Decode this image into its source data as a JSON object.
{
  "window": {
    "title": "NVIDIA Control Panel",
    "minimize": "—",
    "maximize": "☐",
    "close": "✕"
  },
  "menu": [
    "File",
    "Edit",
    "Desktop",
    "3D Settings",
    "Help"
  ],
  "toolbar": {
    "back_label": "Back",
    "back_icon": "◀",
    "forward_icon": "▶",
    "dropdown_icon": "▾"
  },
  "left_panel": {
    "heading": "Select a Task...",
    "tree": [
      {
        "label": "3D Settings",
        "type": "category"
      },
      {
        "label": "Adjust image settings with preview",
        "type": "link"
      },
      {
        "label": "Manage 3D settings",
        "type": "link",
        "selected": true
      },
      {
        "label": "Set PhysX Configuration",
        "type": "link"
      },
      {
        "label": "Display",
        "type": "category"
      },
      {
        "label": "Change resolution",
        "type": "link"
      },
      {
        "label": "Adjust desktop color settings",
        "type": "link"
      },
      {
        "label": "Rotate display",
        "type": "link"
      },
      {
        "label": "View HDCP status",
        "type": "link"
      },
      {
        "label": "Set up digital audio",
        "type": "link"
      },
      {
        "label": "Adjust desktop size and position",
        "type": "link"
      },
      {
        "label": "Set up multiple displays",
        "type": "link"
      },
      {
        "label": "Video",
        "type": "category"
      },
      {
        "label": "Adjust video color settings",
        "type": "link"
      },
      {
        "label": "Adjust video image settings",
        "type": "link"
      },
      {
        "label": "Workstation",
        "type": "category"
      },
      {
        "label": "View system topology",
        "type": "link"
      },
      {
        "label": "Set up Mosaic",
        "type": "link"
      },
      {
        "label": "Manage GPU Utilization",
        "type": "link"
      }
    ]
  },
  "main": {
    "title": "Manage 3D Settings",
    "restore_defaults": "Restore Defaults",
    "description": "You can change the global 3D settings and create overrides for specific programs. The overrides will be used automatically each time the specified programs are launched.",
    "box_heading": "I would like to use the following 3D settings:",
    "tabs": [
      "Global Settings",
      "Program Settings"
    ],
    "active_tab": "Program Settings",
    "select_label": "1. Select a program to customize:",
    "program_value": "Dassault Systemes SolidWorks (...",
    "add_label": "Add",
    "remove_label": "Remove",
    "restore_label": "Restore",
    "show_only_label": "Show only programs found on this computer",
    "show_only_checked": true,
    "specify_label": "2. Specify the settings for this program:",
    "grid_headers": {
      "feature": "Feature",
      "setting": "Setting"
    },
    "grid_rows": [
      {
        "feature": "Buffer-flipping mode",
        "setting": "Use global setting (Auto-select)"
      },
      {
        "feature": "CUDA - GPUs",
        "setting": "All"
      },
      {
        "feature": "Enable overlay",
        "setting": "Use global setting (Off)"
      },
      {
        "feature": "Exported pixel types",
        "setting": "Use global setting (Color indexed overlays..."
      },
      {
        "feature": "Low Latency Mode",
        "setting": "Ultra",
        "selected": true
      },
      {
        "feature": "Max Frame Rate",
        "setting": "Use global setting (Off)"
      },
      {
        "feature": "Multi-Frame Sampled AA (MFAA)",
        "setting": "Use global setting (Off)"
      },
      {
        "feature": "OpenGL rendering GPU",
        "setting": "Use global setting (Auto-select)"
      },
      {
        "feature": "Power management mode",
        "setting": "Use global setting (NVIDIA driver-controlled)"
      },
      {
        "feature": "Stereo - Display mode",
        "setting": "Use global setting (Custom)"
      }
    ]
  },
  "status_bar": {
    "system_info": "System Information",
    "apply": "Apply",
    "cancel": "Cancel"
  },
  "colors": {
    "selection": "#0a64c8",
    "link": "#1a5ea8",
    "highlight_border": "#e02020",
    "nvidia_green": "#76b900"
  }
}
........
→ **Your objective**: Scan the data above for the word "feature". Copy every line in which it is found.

→ **Response to the exercise**:
      "feature": "Feature",
        "feature": "Buffer-flipping mode",
        "feature": "CUDA - GPUs",
        "feature": "Enable overlay",
        "feature": "Exported pixel types",
        "feature": "Low Latency Mode",
        "feature": "Max Frame Rate",
        "feature": "Multi-Frame Sampled AA (MFAA)",
        "feature": "OpenGL rendering GPU",
        "feature": "Power management mode",
        "feature": "Stereo - Display mode",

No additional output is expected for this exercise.